Bill Gates made headlines earlier this year saying “All rich countries should go for 100% synthetic cows” in an interview with the MIT Technology Review about the release of its new book How to Avoid Climate Disaster. While acknowledging the political difficulty for Americans to eat more red meat, Gates said he sees real potential in plant-based alternatives in companies like Beyond Meat and Impossible Foods.
However, the world is expected to eat more meat than ever before in 2021. The Food and Agriculture Organization of the United Nations predicts that global meat consumption will increase More than 1% this year. It will be the fastest growing country in low- and middle-income countries as incomes are steadily rising.
However, it is unlikely that this trend will move people’s tastes away from meat. After public health campaigns in the US, per capita beef consumption has dropped significantly but still it remains higher than in almost any other country.
Instead, politicians and environmental groups should strive to develop alternative sources of protein and low-impact methods of livestock production.
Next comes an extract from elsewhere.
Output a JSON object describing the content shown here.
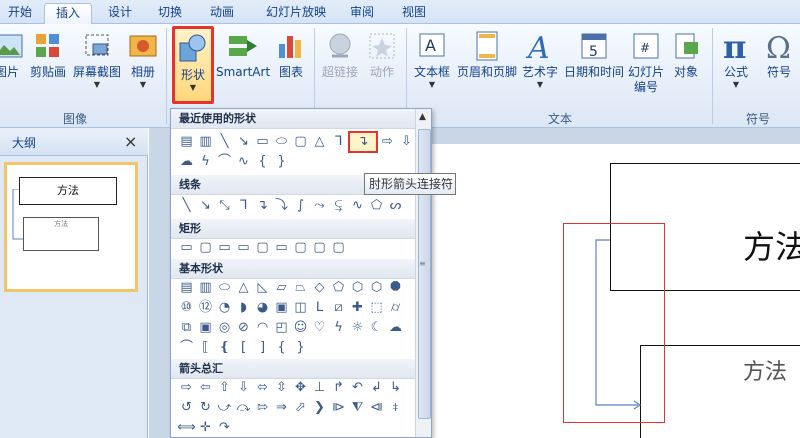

Innovation in both of these areas will give us the best way to quickly reduce the environmental impact of agriculture so that people can eat what they want.
Meat substitutes can only take us so far
Gates is right that alternative meats can alleviate some of the problems involved in raising animals. The carbon footprint of plant meat is smaller than that of cows and pigs and is comparable to that of chicken and other poultry. The carbon footprint of cell-processed meat (also called cultured, laboratory-grown, or cell-based meat) is still unclear, but first evidence suggests that this food source will use less carbon than meat and could be comparable to chicken. if clean energy is produced.
There are other benefits as well. Alternative meat generally reduces land use and deforestation, protects biodiversity, creates less air and water pollution, alleviates antibiotic resistance and the risks of zoonotic pandemics, reduces public health burdens associated with red meat consumption, and reduces animal welfare concerns.
However, alternative meats like Sausage and Impossible burger can moderately reduce livestock production. There are simply no plant-based or cell-based substitutes that taste, look and feel like cut meat like pork chops or loin. These whole cuts make up a large part of meat consumption. In the US, for example, there are complete restrictions about 40% of cow consumption and most of the chicken that people eat.
Public- and the private sector investments in alternative meats can encourage the development of whole-cut alternatives. Countries like Canada, Singapore and Israel have already earmarked government funds for this research. Although alternative proteins are still relatively new, early success suggests that they can have a positive long-term impact, mainly because technological advances reduce prices and improve quality.